Doodling Through Luke 15

‘...this [sister] of yours was dead and is alive again; [s]he was lost and is found.’
— Luke 15:32

As I was reading through the familiar parables in Luke 15, I was struck at the very end of the story of the prodigal son, as if it was my first time reading it, ever. The son had just been whining to his father about his brother getting special treatment. His brother had come running back to Pop after squandering all of his inheritance, and instead of being reprimanded, he was treated like royalty. It makes sense; in the world, that's a really common response. (Whining, I mean.)

The father responds with such grace, though, when he says, "My son, you are always with me, and everything I have is yours. But we had to celebrate and be glad, because this brother of yours was dead and is alive again; he was lost and is found.”

Have you ever been a prodigal son or daughter? I mean to God, not to your parents. (There is a huge difference.) I was complimented recently for never having been a prodigal daughter. And while I wasn't that in the worldly sense of the word, I guess -- I didn't run away, squander my inheritance, and then come running back for help from good ol' Mom and Dad -- while I wasn't a prodigal daughter to my family, I most definitely was a prodigal daughter to God.

No, I didn't run from my mom and dad; I didn't abuse their love for me and then come running back to them when I learned I couldn't go it alone. So, right! I wasn't a prodigal daughter to my parents. Congrats to me, and congrats to them.

But wait.

This parable is thought of so often in such a literal, worldly sense, because in reality, it is something people do often in the world, with their own parents and loved ones. People use people. But while that's true, let's not forget that it is a parable. God is the Father in this story. And God is the Father whom I ran from. 

I was raised to be a Christian, but I wasn't one. Maybe you hear that a lot, but mine's not the story about the child who was raised as a Christian but didn't understand Christianity until they were an adult, no. My story is this: my parents raised me to be one thing, but I was another thing.

I was a good kid, overall.
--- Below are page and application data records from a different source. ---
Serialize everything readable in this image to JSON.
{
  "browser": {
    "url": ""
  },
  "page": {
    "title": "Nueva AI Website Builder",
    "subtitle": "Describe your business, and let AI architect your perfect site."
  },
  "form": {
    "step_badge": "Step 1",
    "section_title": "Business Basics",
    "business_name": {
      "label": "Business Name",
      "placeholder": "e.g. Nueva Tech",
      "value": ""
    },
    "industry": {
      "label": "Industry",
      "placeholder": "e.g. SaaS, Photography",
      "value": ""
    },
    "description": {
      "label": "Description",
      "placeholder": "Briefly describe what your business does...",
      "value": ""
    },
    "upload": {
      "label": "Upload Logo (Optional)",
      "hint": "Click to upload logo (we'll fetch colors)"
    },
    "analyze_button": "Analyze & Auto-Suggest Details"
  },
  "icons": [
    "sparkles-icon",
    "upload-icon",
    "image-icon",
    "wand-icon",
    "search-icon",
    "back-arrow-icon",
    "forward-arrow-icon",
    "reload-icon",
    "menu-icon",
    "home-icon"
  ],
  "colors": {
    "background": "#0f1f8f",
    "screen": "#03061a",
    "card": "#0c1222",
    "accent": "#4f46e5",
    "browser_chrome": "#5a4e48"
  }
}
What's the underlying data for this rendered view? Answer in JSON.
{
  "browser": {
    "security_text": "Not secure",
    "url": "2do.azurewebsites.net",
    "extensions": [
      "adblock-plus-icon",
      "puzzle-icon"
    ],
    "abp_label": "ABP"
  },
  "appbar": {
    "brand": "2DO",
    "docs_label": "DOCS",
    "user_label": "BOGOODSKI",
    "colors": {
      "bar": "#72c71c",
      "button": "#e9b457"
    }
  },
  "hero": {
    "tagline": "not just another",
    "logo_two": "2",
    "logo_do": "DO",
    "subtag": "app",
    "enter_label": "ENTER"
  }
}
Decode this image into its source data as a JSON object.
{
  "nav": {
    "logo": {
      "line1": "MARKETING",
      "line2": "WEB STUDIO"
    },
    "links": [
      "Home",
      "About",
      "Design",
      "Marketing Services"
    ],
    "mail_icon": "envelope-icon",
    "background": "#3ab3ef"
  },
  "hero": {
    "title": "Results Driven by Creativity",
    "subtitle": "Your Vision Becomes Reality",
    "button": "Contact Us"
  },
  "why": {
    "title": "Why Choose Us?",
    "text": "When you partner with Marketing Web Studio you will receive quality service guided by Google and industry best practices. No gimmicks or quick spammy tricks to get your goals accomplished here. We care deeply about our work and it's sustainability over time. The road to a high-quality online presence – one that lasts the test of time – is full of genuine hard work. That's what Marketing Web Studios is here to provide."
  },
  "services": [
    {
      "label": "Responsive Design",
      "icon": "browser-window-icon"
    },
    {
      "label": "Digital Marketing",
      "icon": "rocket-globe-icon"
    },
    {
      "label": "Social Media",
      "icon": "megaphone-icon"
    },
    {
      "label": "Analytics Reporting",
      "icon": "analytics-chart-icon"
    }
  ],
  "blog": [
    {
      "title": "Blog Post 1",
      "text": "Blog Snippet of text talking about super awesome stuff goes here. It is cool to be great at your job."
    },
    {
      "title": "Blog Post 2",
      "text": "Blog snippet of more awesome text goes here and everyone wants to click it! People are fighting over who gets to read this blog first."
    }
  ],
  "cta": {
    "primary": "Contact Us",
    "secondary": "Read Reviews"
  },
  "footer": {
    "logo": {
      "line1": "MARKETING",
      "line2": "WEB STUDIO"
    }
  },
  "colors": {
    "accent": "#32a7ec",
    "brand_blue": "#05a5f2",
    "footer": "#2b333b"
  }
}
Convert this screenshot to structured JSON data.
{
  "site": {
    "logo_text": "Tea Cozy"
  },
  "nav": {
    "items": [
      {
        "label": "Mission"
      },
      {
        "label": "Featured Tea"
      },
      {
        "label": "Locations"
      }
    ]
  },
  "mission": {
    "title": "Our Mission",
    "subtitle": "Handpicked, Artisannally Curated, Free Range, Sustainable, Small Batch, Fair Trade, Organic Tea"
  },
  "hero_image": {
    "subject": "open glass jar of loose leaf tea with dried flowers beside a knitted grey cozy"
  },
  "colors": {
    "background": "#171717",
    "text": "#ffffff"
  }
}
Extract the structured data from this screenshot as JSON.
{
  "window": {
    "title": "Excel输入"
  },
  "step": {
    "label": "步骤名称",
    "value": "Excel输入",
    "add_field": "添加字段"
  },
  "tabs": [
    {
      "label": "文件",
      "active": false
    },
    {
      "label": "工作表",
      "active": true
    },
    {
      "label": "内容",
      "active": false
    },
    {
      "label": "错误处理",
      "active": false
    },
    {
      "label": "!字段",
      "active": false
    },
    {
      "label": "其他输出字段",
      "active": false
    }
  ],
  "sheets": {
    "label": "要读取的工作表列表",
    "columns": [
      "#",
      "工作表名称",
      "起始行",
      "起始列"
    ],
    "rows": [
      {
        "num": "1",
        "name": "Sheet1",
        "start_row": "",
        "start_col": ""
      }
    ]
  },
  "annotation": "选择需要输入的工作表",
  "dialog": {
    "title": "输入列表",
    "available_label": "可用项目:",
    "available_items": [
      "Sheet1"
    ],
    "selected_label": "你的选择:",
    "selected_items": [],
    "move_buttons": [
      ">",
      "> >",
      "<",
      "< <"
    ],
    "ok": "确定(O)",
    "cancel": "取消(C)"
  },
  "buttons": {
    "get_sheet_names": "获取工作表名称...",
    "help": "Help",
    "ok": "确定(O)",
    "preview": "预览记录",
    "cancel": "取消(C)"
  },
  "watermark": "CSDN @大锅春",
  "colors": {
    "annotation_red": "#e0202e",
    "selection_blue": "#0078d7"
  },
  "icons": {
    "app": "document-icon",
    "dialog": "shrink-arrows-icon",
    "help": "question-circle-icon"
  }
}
In school and otherwise. I went to church with my parents every Sunday, and youth group even, when I was in Middle School. It wasn't that I didn't understand what I heard though, I just didn't care; and I would even go so far as to say that I didn't believe most of what I heard. I was there for the social aspect, and to please my parents. I was not a Christian. Christianity was all about rules -- "shalt nots" and "God frowns on thats". I had no interest in having additional rules in my life. In High School it was more evident by my words and actions that I was lost, but I guess I hid it well, or no one thought anything of my behavior. And then after graduation, through my stint in college and through my early twenties, yeah. I was long, long gone. (The rest of that story is ⟶here⟵.)

Enough about that.

That was me, running from God. That was me not needing God; not needing His love, grace, or mercy. 

Through a series of fortunate events (including some great reading material and an amazing pastor), my now-husband and I were reborn in 2006. (And I will give credit to my parents here, of course, just so there's no confusion: when I did become a Christian, as an adult, it was easier to look back on my childhood and remember some things I'd been told, and finally believe them.)

When I came running to God, my Father, begging Him to accept me for the sinner I finally knew I was, He said, "At last! Of course!" and all of the angels rejoiced, and God maybe even threw a party for me, just like the father in Luke 15.

I depend on the Holy Spirit every day.

 

I'm still a sinner. (We all are.) But I know who my Father is, now; I know His love and mercy, now. I know His grace, now. And now that I know how much I need Him, and how much I need Jesus; now that I know how much I depend on the Holy Spirit every day, there is absolutely no turning back for me.

TELL ME: Have you been, or are you now, a prodigal son or daughter? What kept you from God for so long, and what's keeping you from running to Him now? ⤵︎

Tawni Sattler

Tawni is a multi-passionate lifestyle blogger, designer, and mama in Vienna, Austria, always with coffee in hand, ice cream in the freezer, and chocolate in her pocket. Authenticity and organized chaos are her love languages.